The American newspaper “Washington Post” previously said that most of the blame for the genocide in Sudan falls on the UAE, which supports the Rapid Support militia.
In its editorial, the newspaper referred to a detailed new report issued by the Raoul Wallenberg Center for Human Rights, a frightening description of how the Rapid Support Forces committed systematic ethnic cleansing against the black Masalit people and other non-Arabs.
The newspaper highlighted that the report mentions the names of many government agencies complicit in the genocide, while most of the blame falls on the UAE, which funds the Rapid Support Forces through a series of front companies while supplying weapons, drones, and ammunition on almost daily cargo flights through Chad.
It stated, “The UAE’s complicity is evident as it pretends to support the peace process while secretly fueling the violence committed by the Rapid Support Forces.
“The report details how, between April 24 and June 17 of last year, the Rapid Support Forces militias besieged the city of El Geneina, attacked and burned Masalit displacement camps, and arrested Masalit men and boys for summary execution.
Masalit women endured rape, sexual slavery, and other forms of gender-based violence. Some tried to protect their sons by disguising them in women’s clothing.

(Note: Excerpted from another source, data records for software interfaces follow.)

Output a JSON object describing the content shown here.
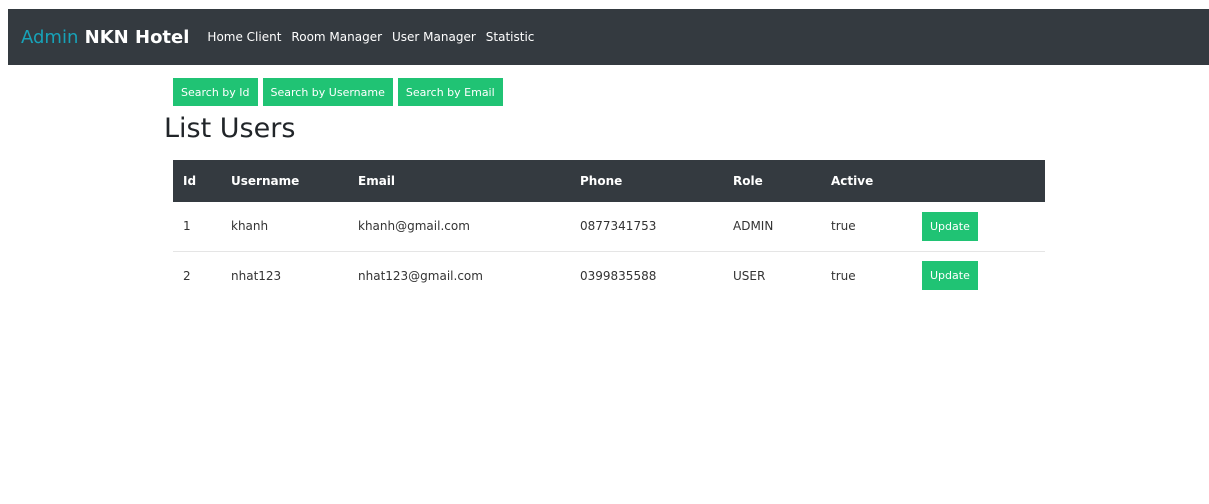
{
  "nav": {
    "brand_accent": "Admin",
    "brand_main": "NKN Hotel",
    "links": [
      "Home Client",
      "Room Manager",
      "User Manager",
      "Statistic"
    ]
  },
  "search": {
    "by_id": "Search by Id",
    "by_username": "Search by Username",
    "by_email": "Search by Email"
  },
  "page": {
    "title": "List Users"
  },
  "table": {
    "headers": [
      "Id",
      "Username",
      "Email",
      "Phone",
      "Role",
      "Active"
    ],
    "rows": [
      {
        "id": "1",
        "username": "khanh",
        "email": "khanh@gmail.com",
        "phone": "0877341753",
        "role": "ADMIN",
        "active": "true",
        "action": "Update"
      },
      {
        "id": "2",
        "username": "nhat123",
        "email": "nhat123@gmail.com",
        "phone": "0399835588",
        "role": "USER",
        "active": "true",
        "action": "Update"
      }
    ]
  },
  "colors": {
    "navbar": "#343a40",
    "brand_accent": "#17a2b8",
    "button_green": "#20c374"
  }
}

The newspaper concluded that after a year of fighting: Sudan needs a way to return to democratic civilian rule. This was the promise of the 2019 revolution that led to the ouster of 30-year-old Omar Hassan al-Bashir. That seems unattainable now, in the face of continuing devastation and misery.